Task details: Exact copy, no pictures: return all the records as they stand.

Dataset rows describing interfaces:
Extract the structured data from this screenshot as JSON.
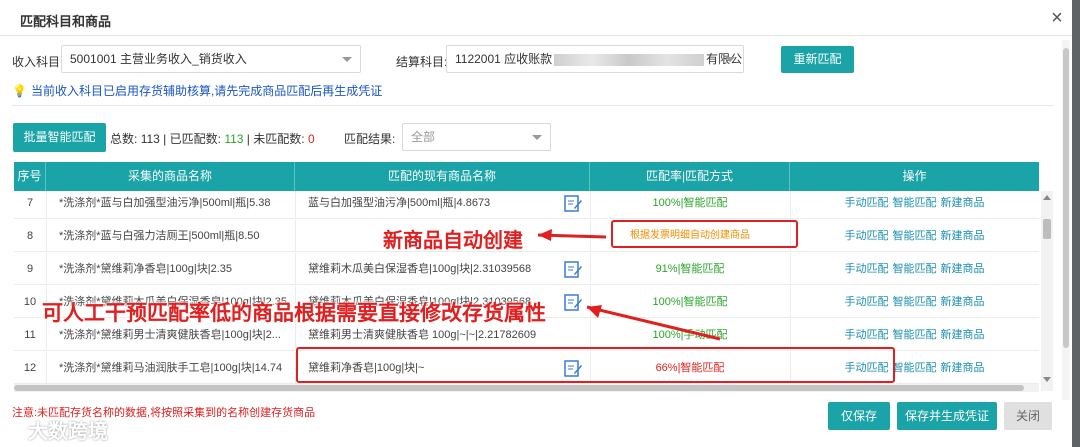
{
  "dialog": {
    "title": "匹配科目和商品",
    "close_label": "×"
  },
  "filters": {
    "income_label": "收入科目:",
    "income_value": "5001001 主营业务收入_销货收入",
    "settle_label": "结算科目:",
    "settle_value_prefix": "1122001 应收账款",
    "settle_value_suffix": "有限公司",
    "rematch_button": "重新匹配"
  },
  "tip": {
    "text": "当前收入科目已启用存货辅助核算,请先完成商品匹配后再生成凭证"
  },
  "toolbar": {
    "batch_button": "批量智能匹配",
    "total_label": "总数:",
    "total_value": "113",
    "matched_label": "| 已匹配数:",
    "matched_value": "113",
    "unmatched_label": "| 未匹配数:",
    "unmatched_value": "0",
    "result_label": "匹配结果:",
    "result_value": "全部"
  },
  "table": {
    "columns": [
      "序号",
      "采集的商品名称",
      "匹配的现有商品名称",
      "匹配率|匹配方式",
      "操作"
    ],
    "rows": [
      {
        "no": "7",
        "source": "*洗涤剂*蓝与白加强型油污净|500ml|瓶|5.38",
        "match": "蓝与白加强型油污净|500ml|瓶|4.8673",
        "rate": "100%|智能匹配"
      },
      {
        "no": "8",
        "source": "*洗涤剂*蓝与白强力洁厕王|500ml|瓶|8.50",
        "match": "",
        "rate": "根据发票明细自动创建商品"
      },
      {
        "no": "9",
        "source": "*洗涤剂*黛维莉净香皂|100g|块|2.35",
        "match": "黛维莉木瓜美白保湿香皂|100g|块|2.31039568",
        "rate": "91%|智能匹配"
      },
      {
        "no": "10",
        "source": "*洗涤剂*黛维莉木瓜美白保湿香皂|100g|块|2.35",
        "match": "黛维莉木瓜美白保湿香皂|100g|块|2.31039568",
        "rate": "100%|智能匹配"
      },
      {
        "no": "11",
        "source": "*洗涤剂*黛维莉男士清爽健肤香皂|100g|块|2...",
        "match": "黛维莉男士清爽健肤香皂 100g|~|~|2.21782609",
        "rate": "100%|手动匹配"
      },
      {
        "no": "12",
        "source": "*洗涤剂*黛维莉马油润肤手工皂|100g|块|14.74",
        "match": "黛维莉净香皂|100g|块|~",
        "rate": "66%|智能匹配"
      }
    ],
    "ops": [
      "手动匹配",
      "智能匹配",
      "新建商品"
    ]
  },
  "annotations": {
    "new_product": "新商品自动创建",
    "manual_edit": "可人工干预匹配率低的商品根据需要直接修改存货属性"
  },
  "footer": {
    "notice": "注意:未匹配存货名称的数据,将按照采集到的名称创建存货商品",
    "save_button": "仅保存",
    "save_generate_button": "保存并生成凭证",
    "close_button": "关闭"
  },
  "watermark": {
    "text": "大数跨境"
  },
  "colors": {
    "accent": "#1aa4a8",
    "success": "#2aa52a",
    "danger": "#e02020",
    "warning": "#f08c00",
    "link": "#1a8fb0",
    "tip": "#1a56c6"
  }
}
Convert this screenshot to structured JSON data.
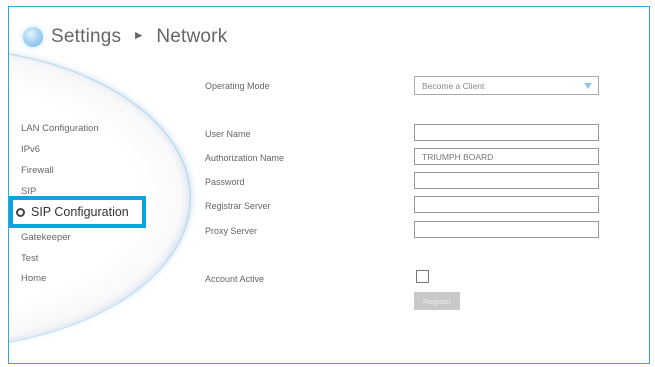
{
  "header": {
    "title": "Settings",
    "separator": "►",
    "subtitle": "Network"
  },
  "nav": {
    "items": [
      {
        "label": "LAN Configuration"
      },
      {
        "label": "IPv6"
      },
      {
        "label": "Firewall"
      },
      {
        "label": "SIP"
      },
      {
        "label": "SIP Configuration",
        "active": true
      },
      {
        "label": "Gatekeeper"
      },
      {
        "label": "Test"
      },
      {
        "label": "Home"
      }
    ]
  },
  "form": {
    "operating_mode": {
      "label": "Operating Mode",
      "value": "Become a Client"
    },
    "user_name": {
      "label": "User Name",
      "value": ""
    },
    "authorization_name": {
      "label": "Authorization Name",
      "value": "TRIUMPH BOARD"
    },
    "password": {
      "label": "Password",
      "value": ""
    },
    "registrar_server": {
      "label": "Registrar Server",
      "value": ""
    },
    "proxy_server": {
      "label": "Proxy Server",
      "value": ""
    },
    "account_active": {
      "label": "Account Active",
      "checked": false
    },
    "register_button": {
      "label": "Register"
    }
  },
  "colors": {
    "accent": "#0aa5e0",
    "frame_border": "#3aa3d6",
    "dropdown_arrow": "#8fc7ee"
  }
}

Answer for the task:
Extract the structured data from this screenshot as JSON.
{
  "dialog": {
    "title": "匹配科目和商品",
    "close_label": "×"
  },
  "filters": {
    "income_label": "收入科目:",
    "income_value": "5001001 主营业务收入_销货收入",
    "settle_label": "结算科目:",
    "settle_value_prefix": "1122001 应收账款",
    "settle_value_suffix": "有限公司",
    "rematch_button": "重新匹配"
  },
  "tip": {
    "text": "当前收入科目已启用存货辅助核算,请先完成商品匹配后再生成凭证"
  },
  "toolbar": {
    "batch_button": "批量智能匹配",
    "total_label": "总数:",
    "total_value": "113",
    "matched_label": "| 已匹配数:",
    "matched_value": "113",
    "unmatched_label": "| 未匹配数:",
    "unmatched_value": "0",
    "result_label": "匹配结果:",
    "result_value": "全部"
  },
  "table": {
    "columns": [
      "序号",
      "采集的商品名称",
      "匹配的现有商品名称",
      "匹配率|匹配方式",
      "操作"
    ],
    "rows": [
      {
        "no": "7",
        "source": "*洗涤剂*蓝与白加强型油污净|500ml|瓶|5.38",
        "match": "蓝与白加强型油污净|500ml|瓶|4.8673",
        "rate": "100%|智能匹配"
      },
      {
        "no": "8",
        "source": "*洗涤剂*蓝与白强力洁厕王|500ml|瓶|8.50",
        "match": "",
        "rate": "根据发票明细自动创建商品"
      },
      {
        "no": "9",
        "source": "*洗涤剂*黛维莉净香皂|100g|块|2.35",
        "match": "黛维莉木瓜美白保湿香皂|100g|块|2.31039568",
        "rate": "91%|智能匹配"
      },
      {
        "no": "10",
        "source": "*洗涤剂*黛维莉木瓜美白保湿香皂|100g|块|2.35",
        "match": "黛维莉木瓜美白保湿香皂|100g|块|2.31039568",
        "rate": "100%|智能匹配"
      },
      {
        "no": "11",
        "source": "*洗涤剂*黛维莉男士清爽健肤香皂|100g|块|2...",
        "match": "黛维莉男士清爽健肤香皂 100g|~|~|2.21782609",
        "rate": "100%|手动匹配"
      },
      {
        "no": "12",
        "source": "*洗涤剂*黛维莉马油润肤手工皂|100g|块|14.74",
        "match": "黛维莉净香皂|100g|块|~",
        "rate": "66%|智能匹配"
      }
    ],
    "ops": [
      "手动匹配",
      "智能匹配",
      "新建商品"
    ]
  },
  "annotations": {
    "new_product": "新商品自动创建",
    "manual_edit": "可人工干预匹配率低的商品根据需要直接修改存货属性"
  },
  "footer": {
    "notice": "注意:未匹配存货名称的数据,将按照采集到的名称创建存货商品",
    "save_button": "仅保存",
    "save_generate_button": "保存并生成凭证",
    "close_button": "关闭"
  },
  "watermark": {
    "text": "大数跨境"
  },
  "colors": {
    "accent": "#1aa4a8",
    "success": "#2aa52a",
    "danger": "#e02020",
    "warning": "#f08c00",
    "link": "#1a8fb0",
    "tip": "#1a56c6"
  }
}
Convert this screenshot to structured JSON data.
{
  "header": {
    "title": "Settings",
    "separator": "►",
    "subtitle": "Network"
  },
  "nav": {
    "items": [
      {
        "label": "LAN Configuration"
      },
      {
        "label": "IPv6"
      },
      {
        "label": "Firewall"
      },
      {
        "label": "SIP"
      },
      {
        "label": "SIP Configuration",
        "active": true
      },
      {
        "label": "Gatekeeper"
      },
      {
        "label": "Test"
      },
      {
        "label": "Home"
      }
    ]
  },
  "form": {
    "operating_mode": {
      "label": "Operating Mode",
      "value": "Become a Client"
    },
    "user_name": {
      "label": "User Name",
      "value": ""
    },
    "authorization_name": {
      "label": "Authorization Name",
      "value": "TRIUMPH BOARD"
    },
    "password": {
      "label": "Password",
      "value": ""
    },
    "registrar_server": {
      "label": "Registrar Server",
      "value": ""
    },
    "proxy_server": {
      "label": "Proxy Server",
      "value": ""
    },
    "account_active": {
      "label": "Account Active",
      "checked": false
    },
    "register_button": {
      "label": "Register"
    }
  },
  "colors": {
    "accent": "#0aa5e0",
    "frame_border": "#3aa3d6",
    "dropdown_arrow": "#8fc7ee"
  }
}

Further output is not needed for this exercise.